### Assignment
Each record, exactly as written, should be printed again.

### Given records
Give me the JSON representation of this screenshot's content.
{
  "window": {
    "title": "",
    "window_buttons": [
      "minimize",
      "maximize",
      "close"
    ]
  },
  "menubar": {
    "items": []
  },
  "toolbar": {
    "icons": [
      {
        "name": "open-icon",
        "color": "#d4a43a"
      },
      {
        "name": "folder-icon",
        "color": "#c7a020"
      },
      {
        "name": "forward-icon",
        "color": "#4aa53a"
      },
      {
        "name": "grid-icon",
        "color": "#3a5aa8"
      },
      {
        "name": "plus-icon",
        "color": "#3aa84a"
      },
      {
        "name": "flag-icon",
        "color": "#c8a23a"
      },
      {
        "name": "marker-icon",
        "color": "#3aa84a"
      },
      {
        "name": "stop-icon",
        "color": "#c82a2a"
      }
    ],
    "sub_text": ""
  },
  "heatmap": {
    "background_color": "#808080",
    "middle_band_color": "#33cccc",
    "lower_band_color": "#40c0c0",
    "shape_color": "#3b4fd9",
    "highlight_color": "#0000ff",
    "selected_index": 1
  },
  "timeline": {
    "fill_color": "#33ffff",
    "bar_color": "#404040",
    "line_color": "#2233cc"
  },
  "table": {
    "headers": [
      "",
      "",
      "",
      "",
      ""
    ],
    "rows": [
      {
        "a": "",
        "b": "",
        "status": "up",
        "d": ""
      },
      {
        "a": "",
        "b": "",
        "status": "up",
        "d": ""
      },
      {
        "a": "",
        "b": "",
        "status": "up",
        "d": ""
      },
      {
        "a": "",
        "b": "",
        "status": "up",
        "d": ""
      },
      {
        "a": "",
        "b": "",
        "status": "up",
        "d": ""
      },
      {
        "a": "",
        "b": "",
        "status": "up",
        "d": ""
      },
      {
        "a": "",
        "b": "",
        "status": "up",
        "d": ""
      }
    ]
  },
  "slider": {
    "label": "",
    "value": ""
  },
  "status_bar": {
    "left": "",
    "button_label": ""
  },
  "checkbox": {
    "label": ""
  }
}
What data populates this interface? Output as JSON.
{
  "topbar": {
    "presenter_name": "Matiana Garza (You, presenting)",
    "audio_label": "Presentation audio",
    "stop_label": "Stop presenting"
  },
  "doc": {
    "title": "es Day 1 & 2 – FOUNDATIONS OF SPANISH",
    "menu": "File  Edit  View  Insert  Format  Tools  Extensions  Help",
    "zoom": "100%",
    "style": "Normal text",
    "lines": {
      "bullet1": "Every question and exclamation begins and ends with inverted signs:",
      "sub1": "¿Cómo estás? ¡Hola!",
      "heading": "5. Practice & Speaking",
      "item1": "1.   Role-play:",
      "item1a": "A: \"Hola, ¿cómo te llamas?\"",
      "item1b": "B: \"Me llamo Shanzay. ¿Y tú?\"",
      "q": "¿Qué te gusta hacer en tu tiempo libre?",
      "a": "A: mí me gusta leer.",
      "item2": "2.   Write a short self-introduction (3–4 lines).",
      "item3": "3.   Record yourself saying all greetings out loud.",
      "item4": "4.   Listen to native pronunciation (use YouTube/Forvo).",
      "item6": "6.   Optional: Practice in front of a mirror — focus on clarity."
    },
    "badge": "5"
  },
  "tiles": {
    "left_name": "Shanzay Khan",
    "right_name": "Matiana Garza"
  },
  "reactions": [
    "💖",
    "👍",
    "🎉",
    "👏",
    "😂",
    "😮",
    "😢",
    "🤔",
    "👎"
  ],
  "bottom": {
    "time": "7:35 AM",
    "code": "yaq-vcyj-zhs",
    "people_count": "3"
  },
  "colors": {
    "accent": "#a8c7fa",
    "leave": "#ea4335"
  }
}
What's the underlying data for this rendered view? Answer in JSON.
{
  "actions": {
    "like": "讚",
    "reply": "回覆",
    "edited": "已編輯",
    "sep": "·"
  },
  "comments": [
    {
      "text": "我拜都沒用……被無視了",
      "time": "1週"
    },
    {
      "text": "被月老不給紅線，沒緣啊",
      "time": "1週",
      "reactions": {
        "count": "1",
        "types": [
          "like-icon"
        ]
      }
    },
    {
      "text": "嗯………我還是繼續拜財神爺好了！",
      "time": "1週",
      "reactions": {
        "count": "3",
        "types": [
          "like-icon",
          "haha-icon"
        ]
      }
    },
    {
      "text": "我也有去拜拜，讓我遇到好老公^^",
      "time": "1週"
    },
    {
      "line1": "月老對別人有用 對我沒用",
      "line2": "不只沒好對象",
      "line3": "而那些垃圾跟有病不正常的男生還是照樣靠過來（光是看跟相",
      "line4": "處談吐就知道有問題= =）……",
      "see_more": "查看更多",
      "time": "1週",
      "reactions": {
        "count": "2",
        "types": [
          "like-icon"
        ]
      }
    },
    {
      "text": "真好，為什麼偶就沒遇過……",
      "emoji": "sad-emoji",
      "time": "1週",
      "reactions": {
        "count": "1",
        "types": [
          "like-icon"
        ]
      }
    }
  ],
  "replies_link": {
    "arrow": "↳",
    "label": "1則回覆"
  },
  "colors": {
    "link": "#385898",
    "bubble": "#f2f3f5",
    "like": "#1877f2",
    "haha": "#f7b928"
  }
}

### Solution to the exercise
Give me the JSON representation of this screenshot's content.
{
  "window": {
    "title": "",
    "window_buttons": [
      "minimize",
      "maximize",
      "close"
    ]
  },
  "menubar": {
    "items": []
  },
  "toolbar": {
    "icons": [
      {
        "name": "open-icon",
        "color": "#d4a43a"
      },
      {
        "name": "folder-icon",
        "color": "#c7a020"
      },
      {
        "name": "forward-icon",
        "color": "#4aa53a"
      },
      {
        "name": "grid-icon",
        "color": "#3a5aa8"
      },
      {
        "name": "plus-icon",
        "color": "#3aa84a"
      },
      {
        "name": "flag-icon",
        "color": "#c8a23a"
      },
      {
        "name": "marker-icon",
        "color": "#3aa84a"
      },
      {
        "name": "stop-icon",
        "color": "#c82a2a"
      }
    ],
    "sub_text": ""
  },
  "heatmap": {
    "background_color": "#808080",
    "middle_band_color": "#33cccc",
    "lower_band_color": "#40c0c0",
    "shape_color": "#3b4fd9",
    "highlight_color": "#0000ff",
    "selected_index": 1
  },
  "timeline": {
    "fill_color": "#33ffff",
    "bar_color": "#404040",
    "line_color": "#2233cc"
  },
  "table": {
    "headers": [
      "",
      "",
      "",
      "",
      ""
    ],
    "rows": [
      {
        "a": "",
        "b": "",
        "status": "up",
        "d": ""
      },
      {
        "a": "",
        "b": "",
        "status": "up",
        "d": ""
      },
      {
        "a": "",
        "b": "",
        "status": "up",
        "d": ""
      },
      {
        "a": "",
        "b": "",
        "status": "up",
        "d": ""
      },
      {
        "a": "",
        "b": "",
        "status": "up",
        "d": ""
      },
      {
        "a": "",
        "b": "",
        "status": "up",
        "d": ""
      },
      {
        "a": "",
        "b": "",
        "status": "up",
        "d": ""
      }
    ]
  },
  "slider": {
    "label": "",
    "value": ""
  },
  "status_bar": {
    "left": "",
    "button_label": ""
  },
  "checkbox": {
    "label": ""
  }
}
What data populates this interface? Output as JSON.
{
  "topbar": {
    "presenter_name": "Matiana Garza (You, presenting)",
    "audio_label": "Presentation audio",
    "stop_label": "Stop presenting"
  },
  "doc": {
    "title": "es Day 1 & 2 – FOUNDATIONS OF SPANISH",
    "menu": "File  Edit  View  Insert  Format  Tools  Extensions  Help",
    "zoom": "100%",
    "style": "Normal text",
    "lines": {
      "bullet1": "Every question and exclamation begins and ends with inverted signs:",
      "sub1": "¿Cómo estás? ¡Hola!",
      "heading": "5. Practice & Speaking",
      "item1": "1.   Role-play:",
      "item1a": "A: \"Hola, ¿cómo te llamas?\"",
      "item1b": "B: \"Me llamo Shanzay. ¿Y tú?\"",
      "q": "¿Qué te gusta hacer en tu tiempo libre?",
      "a": "A: mí me gusta leer.",
      "item2": "2.   Write a short self-introduction (3–4 lines).",
      "item3": "3.   Record yourself saying all greetings out loud.",
      "item4": "4.   Listen to native pronunciation (use YouTube/Forvo).",
      "item6": "6.   Optional: Practice in front of a mirror — focus on clarity."
    },
    "badge": "5"
  },
  "tiles": {
    "left_name": "Shanzay Khan",
    "right_name": "Matiana Garza"
  },
  "reactions": [
    "💖",
    "👍",
    "🎉",
    "👏",
    "😂",
    "😮",
    "😢",
    "🤔",
    "👎"
  ],
  "bottom": {
    "time": "7:35 AM",
    "code": "yaq-vcyj-zhs",
    "people_count": "3"
  },
  "colors": {
    "accent": "#a8c7fa",
    "leave": "#ea4335"
  }
}
What's the underlying data for this rendered view? Answer in JSON.
{
  "actions": {
    "like": "讚",
    "reply": "回覆",
    "edited": "已編輯",
    "sep": "·"
  },
  "comments": [
    {
      "text": "我拜都沒用……被無視了",
      "time": "1週"
    },
    {
      "text": "被月老不給紅線，沒緣啊",
      "time": "1週",
      "reactions": {
        "count": "1",
        "types": [
          "like-icon"
        ]
      }
    },
    {
      "text": "嗯………我還是繼續拜財神爺好了！",
      "time": "1週",
      "reactions": {
        "count": "3",
        "types": [
          "like-icon",
          "haha-icon"
        ]
      }
    },
    {
      "text": "我也有去拜拜，讓我遇到好老公^^",
      "time": "1週"
    },
    {
      "line1": "月老對別人有用 對我沒用",
      "line2": "不只沒好對象",
      "line3": "而那些垃圾跟有病不正常的男生還是照樣靠過來（光是看跟相",
      "line4": "處談吐就知道有問題= =）……",
      "see_more": "查看更多",
      "time": "1週",
      "reactions": {
        "count": "2",
        "types": [
          "like-icon"
        ]
      }
    },
    {
      "text": "真好，為什麼偶就沒遇過……",
      "emoji": "sad-emoji",
      "time": "1週",
      "reactions": {
        "count": "1",
        "types": [
          "like-icon"
        ]
      }
    }
  ],
  "replies_link": {
    "arrow": "↳",
    "label": "1則回覆"
  },
  "colors": {
    "link": "#385898",
    "bubble": "#f2f3f5",
    "like": "#1877f2",
    "haha": "#f7b928"
  }
}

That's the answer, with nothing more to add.